#### [TASK DESCRIPTION]
Find the word "structured" in the data, then copy each line where it is found.

════════════════

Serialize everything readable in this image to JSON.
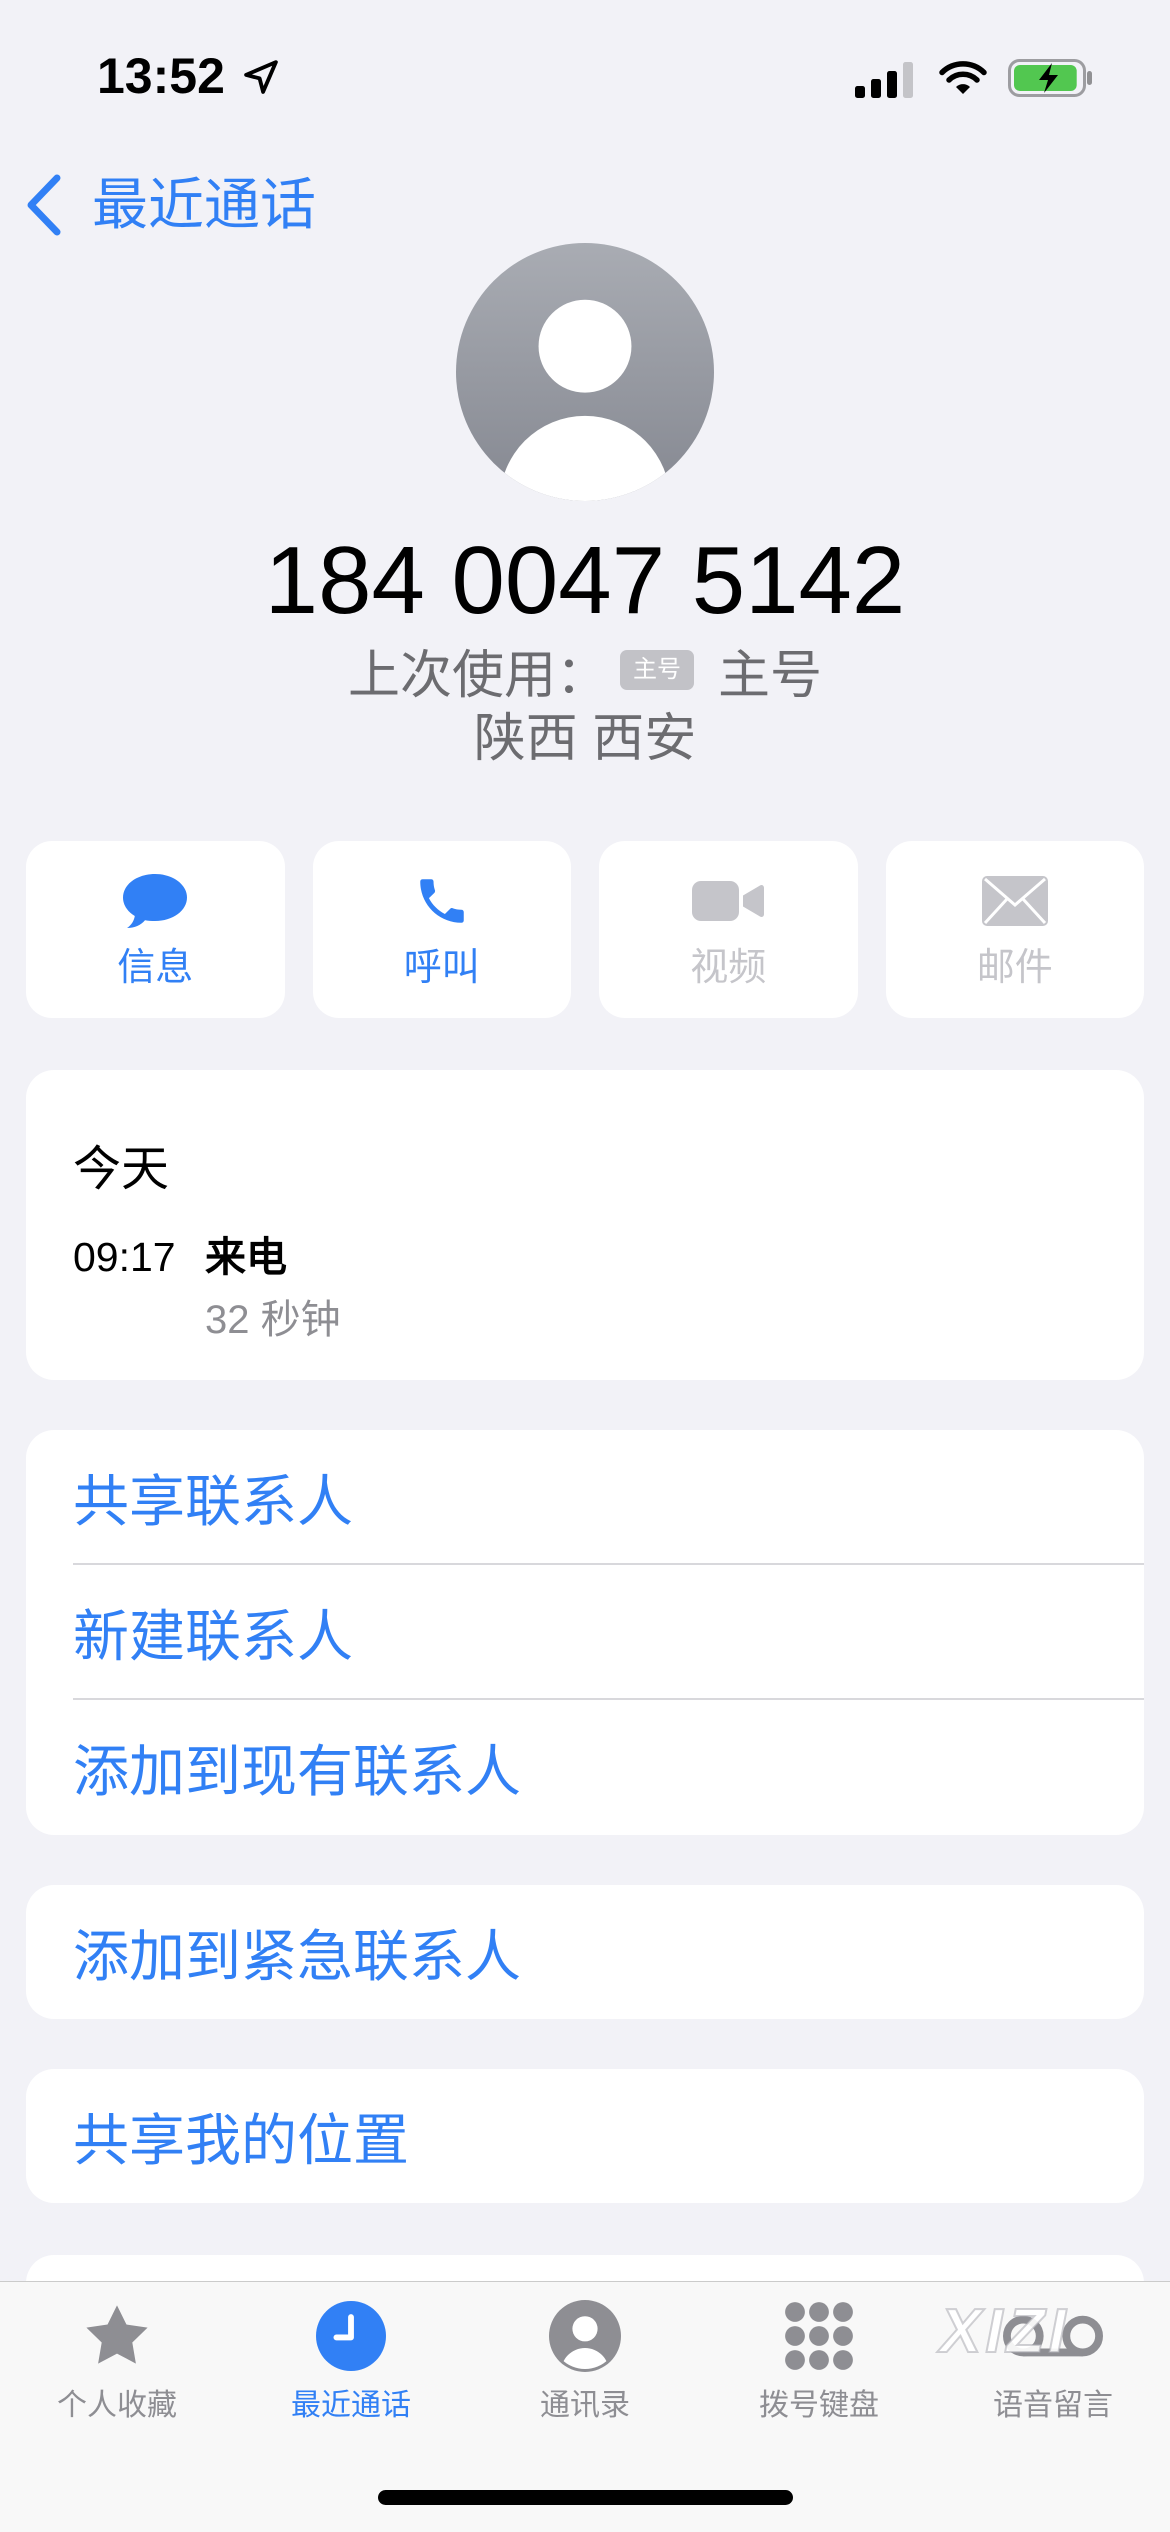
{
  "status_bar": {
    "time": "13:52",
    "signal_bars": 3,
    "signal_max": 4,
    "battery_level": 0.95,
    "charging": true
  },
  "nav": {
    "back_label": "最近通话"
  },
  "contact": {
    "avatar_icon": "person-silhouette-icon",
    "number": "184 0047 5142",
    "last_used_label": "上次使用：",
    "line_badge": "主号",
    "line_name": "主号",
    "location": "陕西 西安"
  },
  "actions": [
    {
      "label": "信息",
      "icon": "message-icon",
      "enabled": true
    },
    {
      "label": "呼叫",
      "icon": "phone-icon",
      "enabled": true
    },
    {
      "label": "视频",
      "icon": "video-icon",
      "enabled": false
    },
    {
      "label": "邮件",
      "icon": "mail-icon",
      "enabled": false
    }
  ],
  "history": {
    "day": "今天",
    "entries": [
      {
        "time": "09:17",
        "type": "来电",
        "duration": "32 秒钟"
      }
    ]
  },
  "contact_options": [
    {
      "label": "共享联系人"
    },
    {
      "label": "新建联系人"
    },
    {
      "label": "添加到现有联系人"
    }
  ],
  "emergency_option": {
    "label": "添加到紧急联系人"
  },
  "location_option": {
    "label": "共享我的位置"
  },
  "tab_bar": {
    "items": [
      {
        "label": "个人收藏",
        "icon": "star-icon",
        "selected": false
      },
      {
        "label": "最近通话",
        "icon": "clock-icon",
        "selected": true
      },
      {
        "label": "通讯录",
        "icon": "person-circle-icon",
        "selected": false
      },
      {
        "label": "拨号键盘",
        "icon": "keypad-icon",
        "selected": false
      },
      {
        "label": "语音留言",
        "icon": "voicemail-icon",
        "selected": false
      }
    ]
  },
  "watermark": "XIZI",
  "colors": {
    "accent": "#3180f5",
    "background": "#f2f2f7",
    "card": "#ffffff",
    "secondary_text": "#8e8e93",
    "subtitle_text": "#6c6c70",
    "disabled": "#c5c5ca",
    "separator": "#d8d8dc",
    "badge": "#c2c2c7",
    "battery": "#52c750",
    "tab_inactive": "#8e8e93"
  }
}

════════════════

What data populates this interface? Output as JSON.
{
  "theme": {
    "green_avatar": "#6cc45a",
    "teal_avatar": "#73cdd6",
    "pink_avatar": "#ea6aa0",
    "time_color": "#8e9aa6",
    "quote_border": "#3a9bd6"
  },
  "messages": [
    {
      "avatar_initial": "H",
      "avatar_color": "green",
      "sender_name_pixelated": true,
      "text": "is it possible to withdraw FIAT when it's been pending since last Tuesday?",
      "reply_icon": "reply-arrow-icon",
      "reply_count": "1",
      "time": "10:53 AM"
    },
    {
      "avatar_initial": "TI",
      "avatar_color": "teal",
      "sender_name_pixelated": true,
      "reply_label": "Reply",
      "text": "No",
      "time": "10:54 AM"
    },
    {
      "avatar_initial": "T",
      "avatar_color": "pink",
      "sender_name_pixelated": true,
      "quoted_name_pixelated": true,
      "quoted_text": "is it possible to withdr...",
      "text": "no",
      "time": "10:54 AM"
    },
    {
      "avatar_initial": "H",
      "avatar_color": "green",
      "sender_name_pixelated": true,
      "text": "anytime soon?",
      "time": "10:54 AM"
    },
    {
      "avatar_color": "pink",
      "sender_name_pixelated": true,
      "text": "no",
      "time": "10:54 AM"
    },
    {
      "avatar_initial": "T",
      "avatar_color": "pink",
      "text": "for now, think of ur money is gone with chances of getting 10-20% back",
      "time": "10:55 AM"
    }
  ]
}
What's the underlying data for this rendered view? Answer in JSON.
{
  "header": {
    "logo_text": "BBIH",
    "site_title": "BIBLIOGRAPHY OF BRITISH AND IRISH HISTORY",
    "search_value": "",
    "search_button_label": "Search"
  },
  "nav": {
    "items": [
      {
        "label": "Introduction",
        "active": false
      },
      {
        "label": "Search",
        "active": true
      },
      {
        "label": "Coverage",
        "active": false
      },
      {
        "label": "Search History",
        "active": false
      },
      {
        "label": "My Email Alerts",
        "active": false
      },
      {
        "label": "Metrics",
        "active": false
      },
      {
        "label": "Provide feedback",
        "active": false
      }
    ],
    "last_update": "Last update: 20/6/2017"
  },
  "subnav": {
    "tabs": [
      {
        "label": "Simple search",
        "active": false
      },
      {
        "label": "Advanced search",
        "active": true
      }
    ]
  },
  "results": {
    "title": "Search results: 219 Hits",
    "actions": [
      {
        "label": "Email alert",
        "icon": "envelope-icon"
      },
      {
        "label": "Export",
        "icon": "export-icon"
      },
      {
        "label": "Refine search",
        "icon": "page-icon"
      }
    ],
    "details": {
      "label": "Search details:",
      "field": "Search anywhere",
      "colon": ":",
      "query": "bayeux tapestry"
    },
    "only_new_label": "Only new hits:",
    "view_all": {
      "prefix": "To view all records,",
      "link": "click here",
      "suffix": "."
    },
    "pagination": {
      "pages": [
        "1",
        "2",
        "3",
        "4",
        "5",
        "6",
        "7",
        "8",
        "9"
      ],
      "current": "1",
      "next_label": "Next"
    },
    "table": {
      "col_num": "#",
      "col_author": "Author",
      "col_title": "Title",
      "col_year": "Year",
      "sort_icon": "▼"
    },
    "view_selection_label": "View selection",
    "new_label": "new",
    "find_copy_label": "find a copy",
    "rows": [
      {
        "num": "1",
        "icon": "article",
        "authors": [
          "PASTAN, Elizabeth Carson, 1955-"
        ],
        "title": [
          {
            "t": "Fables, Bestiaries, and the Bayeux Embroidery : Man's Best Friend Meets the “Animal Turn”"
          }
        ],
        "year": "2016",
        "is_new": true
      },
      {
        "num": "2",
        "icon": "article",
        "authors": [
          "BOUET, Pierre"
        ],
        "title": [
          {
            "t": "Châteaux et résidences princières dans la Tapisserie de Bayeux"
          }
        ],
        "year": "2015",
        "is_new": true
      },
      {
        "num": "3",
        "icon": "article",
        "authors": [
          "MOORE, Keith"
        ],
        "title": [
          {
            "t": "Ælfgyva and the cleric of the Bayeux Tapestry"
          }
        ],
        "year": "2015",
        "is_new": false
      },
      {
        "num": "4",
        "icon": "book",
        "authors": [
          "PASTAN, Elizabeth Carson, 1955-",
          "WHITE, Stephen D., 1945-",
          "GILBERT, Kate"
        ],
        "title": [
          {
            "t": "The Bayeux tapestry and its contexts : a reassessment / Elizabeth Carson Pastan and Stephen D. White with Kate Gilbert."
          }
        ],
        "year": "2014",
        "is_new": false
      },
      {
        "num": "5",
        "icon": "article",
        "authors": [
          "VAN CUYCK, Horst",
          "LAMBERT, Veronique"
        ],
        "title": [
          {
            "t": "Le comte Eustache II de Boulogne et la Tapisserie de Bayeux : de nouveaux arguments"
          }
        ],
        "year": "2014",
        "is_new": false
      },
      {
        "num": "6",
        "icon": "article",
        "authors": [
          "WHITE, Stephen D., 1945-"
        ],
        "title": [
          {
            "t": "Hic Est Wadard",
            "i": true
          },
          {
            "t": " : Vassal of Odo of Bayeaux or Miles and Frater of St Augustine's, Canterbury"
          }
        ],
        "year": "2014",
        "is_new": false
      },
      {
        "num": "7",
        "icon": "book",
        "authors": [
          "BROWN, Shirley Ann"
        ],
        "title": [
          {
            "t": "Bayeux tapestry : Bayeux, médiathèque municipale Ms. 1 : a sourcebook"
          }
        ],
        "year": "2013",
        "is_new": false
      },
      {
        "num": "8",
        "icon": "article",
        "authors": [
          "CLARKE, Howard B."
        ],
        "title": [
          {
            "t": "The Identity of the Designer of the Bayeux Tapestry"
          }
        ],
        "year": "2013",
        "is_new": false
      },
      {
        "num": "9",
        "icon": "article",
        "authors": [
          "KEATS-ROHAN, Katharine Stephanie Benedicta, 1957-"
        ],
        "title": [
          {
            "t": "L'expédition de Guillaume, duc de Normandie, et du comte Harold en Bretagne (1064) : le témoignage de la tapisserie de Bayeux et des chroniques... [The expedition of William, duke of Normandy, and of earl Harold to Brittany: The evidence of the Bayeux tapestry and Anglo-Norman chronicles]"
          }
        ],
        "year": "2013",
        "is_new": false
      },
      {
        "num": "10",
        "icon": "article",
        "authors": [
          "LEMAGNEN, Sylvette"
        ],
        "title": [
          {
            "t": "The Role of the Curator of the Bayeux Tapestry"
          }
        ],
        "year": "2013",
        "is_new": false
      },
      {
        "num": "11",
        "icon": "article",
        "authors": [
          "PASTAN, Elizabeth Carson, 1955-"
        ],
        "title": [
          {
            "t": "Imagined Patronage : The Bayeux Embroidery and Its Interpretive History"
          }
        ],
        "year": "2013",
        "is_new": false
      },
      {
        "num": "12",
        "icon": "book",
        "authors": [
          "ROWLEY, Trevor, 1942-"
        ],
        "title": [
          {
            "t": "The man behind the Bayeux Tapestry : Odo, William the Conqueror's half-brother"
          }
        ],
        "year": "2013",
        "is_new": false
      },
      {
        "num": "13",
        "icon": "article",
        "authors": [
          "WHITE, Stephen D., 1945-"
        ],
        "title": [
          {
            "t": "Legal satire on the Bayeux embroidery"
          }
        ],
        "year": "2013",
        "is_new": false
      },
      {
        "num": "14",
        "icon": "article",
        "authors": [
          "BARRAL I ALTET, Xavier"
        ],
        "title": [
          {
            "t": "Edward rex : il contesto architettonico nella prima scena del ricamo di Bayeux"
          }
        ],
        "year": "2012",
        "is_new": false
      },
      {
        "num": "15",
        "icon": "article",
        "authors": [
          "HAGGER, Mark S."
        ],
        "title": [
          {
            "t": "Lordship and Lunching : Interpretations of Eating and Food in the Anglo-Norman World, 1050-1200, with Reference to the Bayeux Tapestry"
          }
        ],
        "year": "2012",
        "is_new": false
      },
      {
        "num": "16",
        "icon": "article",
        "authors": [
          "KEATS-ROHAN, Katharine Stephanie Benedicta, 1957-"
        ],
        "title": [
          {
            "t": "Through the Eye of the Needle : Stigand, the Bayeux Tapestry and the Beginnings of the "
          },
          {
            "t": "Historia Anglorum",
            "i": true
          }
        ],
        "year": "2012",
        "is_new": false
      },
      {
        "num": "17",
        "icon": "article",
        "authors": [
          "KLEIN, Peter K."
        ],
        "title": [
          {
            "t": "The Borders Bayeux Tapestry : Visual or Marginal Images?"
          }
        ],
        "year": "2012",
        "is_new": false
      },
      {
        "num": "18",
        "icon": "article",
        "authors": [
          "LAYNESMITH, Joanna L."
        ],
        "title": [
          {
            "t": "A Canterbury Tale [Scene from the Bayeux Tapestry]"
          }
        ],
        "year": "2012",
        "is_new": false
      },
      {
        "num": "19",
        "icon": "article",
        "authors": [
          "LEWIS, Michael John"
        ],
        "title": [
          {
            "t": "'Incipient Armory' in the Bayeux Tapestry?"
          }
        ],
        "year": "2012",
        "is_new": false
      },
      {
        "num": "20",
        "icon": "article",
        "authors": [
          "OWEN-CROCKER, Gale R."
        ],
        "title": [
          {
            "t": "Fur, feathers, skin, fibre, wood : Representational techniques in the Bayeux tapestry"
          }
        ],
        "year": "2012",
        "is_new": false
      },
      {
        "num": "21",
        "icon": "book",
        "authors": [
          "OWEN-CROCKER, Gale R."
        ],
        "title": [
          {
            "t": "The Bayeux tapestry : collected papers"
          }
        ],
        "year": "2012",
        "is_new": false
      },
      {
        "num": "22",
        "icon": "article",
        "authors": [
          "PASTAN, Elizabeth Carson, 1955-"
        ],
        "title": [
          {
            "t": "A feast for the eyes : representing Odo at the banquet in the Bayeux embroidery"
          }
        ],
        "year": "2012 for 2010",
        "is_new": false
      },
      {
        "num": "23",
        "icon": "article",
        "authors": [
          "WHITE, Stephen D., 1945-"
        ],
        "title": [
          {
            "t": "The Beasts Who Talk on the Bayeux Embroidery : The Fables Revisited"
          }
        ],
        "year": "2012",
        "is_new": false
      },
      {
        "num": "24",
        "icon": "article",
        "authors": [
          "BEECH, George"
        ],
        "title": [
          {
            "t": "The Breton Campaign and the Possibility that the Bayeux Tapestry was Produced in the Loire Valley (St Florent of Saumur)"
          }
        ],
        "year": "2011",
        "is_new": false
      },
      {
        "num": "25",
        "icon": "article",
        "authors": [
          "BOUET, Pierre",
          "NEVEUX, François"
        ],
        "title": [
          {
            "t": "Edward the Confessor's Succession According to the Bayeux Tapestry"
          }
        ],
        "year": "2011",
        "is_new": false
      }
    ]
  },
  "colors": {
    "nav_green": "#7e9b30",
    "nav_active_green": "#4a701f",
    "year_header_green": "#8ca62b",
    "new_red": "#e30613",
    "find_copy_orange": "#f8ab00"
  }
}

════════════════

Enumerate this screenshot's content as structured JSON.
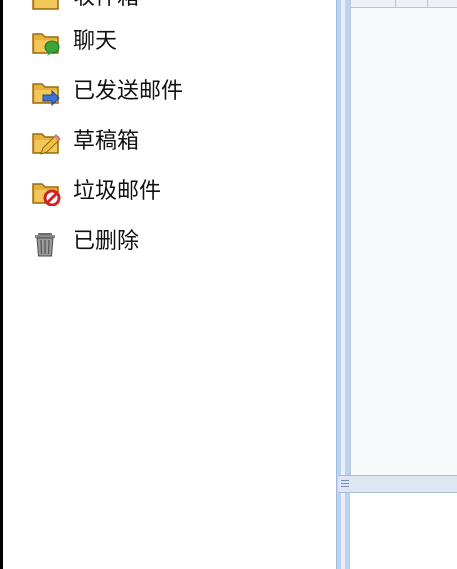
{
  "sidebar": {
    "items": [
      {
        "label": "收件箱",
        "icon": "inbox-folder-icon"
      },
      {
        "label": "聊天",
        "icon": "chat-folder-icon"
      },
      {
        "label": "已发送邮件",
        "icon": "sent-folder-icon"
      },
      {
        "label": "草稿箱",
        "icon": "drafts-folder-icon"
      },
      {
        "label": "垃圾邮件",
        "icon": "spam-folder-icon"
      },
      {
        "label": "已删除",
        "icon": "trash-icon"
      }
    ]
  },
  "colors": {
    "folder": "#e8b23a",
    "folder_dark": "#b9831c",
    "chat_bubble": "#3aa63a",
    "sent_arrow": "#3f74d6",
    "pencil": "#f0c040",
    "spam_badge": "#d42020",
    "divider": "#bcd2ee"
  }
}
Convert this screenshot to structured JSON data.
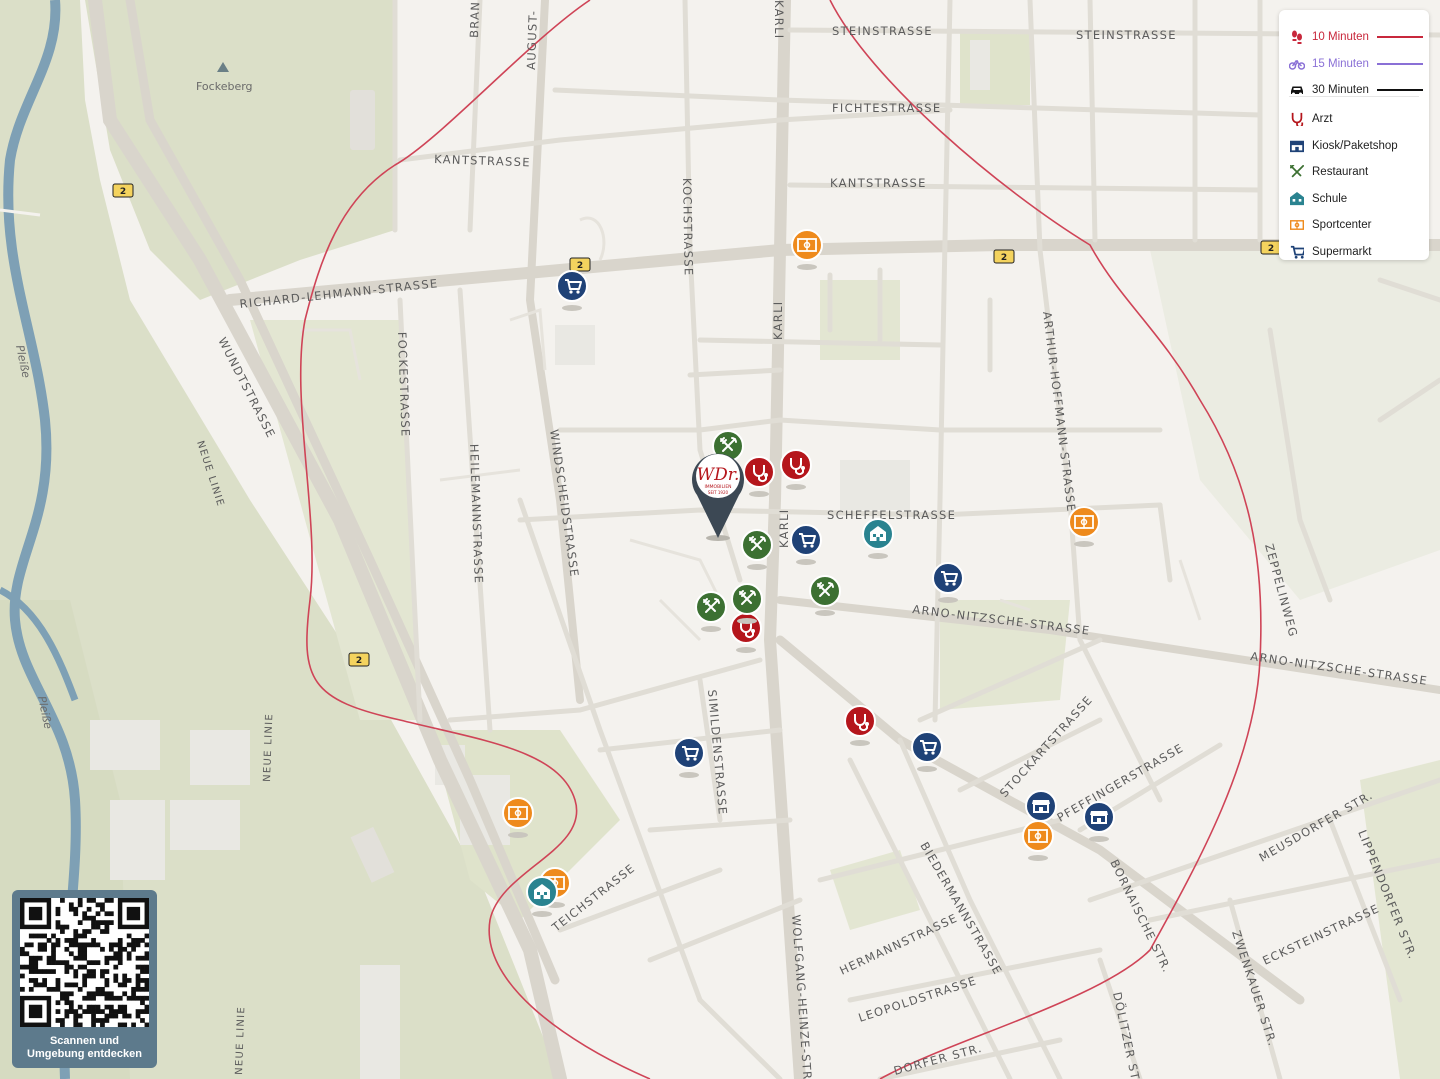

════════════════

#### [TASK OUTPUT]
Enumerate this screenshot's content as structured JSON.
Convert this screenshot to structured JSON data.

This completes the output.